Mississippi runoff expands Gulf 'dead zone'
The so-called Gulf Dead Zone is looking set to be the biggest ever this year.
It's currently about 3,300 square miles, or roughly the size of Delaware and Rhode Island combined, but researchers at Texas A & M University say it's likely to become much larger.
The dead zone is caused by hypoxia, whereby oxygen levels in seawater drop to dangerously low levels. Severe hypoxia can potentially result in widespread fish kills.
During the past five years, the Gulf dead zone has averaged about 5,800 square miles and has been predicted to exceed 9,400 square miles this year.
More changes are expected because large amounts of water are still flowing into the Gulf of Mexico from the Mississippi River.
"This was the first-ever research cruise conducted to specifically target the size of hypoxia in the month of June," says oceanography professor Steve DiMarco.
"We found three distinct hypoxic areas. One was near the Barataria and Terrebonne region off the Louisiana coast, the second was south of Marsh Island (also Louisiana) and the third was off the Galveston coast. We found no hypoxia in the 10 stations we visited east of the Mississippi delta."
The largest areas of hypoxia are still around the Louisiana coast, he says, thanks to the huge amounts of fresh water still coming down from the Mississippi River. The hypoxic area extends about 50 miles off the coast.
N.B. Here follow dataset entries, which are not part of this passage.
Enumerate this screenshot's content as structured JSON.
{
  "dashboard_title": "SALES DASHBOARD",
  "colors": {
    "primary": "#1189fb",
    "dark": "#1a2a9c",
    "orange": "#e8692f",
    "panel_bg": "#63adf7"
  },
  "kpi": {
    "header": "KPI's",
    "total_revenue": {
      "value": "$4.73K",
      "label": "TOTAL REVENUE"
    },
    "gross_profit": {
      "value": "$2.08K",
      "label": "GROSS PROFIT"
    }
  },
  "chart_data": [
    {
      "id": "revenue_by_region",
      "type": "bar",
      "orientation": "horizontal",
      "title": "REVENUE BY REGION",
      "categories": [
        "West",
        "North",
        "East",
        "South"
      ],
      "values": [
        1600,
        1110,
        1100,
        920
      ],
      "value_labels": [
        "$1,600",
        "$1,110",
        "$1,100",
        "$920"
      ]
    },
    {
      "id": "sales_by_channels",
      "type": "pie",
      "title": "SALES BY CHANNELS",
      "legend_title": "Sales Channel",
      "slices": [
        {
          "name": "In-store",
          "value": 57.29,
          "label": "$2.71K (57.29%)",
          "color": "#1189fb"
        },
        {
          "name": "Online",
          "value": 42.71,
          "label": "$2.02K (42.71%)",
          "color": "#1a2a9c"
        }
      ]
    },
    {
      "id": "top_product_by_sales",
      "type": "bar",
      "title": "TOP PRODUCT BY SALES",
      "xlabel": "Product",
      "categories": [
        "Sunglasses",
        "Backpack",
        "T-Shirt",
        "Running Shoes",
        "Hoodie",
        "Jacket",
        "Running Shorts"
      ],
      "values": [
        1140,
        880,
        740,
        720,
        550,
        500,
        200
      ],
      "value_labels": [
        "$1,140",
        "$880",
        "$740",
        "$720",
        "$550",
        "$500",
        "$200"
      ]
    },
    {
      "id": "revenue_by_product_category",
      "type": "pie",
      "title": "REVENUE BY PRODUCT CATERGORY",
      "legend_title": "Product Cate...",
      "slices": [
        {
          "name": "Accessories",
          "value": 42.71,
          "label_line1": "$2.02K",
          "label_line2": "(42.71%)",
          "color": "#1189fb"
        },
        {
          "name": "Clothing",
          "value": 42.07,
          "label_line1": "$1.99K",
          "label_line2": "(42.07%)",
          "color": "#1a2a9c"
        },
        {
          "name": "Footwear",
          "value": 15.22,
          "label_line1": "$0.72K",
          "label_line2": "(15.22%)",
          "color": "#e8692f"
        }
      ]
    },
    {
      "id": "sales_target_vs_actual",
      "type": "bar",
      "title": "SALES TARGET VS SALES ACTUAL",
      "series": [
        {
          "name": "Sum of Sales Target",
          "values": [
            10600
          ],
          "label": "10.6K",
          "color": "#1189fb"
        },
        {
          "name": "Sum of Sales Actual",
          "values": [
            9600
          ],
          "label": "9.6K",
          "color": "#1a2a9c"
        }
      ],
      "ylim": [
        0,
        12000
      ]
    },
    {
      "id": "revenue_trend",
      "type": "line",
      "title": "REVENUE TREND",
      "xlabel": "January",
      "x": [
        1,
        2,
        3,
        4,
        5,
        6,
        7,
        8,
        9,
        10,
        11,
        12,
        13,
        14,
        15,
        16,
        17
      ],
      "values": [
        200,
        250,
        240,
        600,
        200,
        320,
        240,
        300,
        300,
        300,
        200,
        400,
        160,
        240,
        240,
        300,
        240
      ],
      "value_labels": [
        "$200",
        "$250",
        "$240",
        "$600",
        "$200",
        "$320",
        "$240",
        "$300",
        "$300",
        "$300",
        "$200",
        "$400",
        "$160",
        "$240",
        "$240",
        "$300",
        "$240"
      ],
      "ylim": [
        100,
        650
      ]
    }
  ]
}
The Mississippi is the US' largest river, draining 40 percent of the land area of the country. It also accounts for almost 90 percent of the freshwater runoff into the Gulf of Mexico.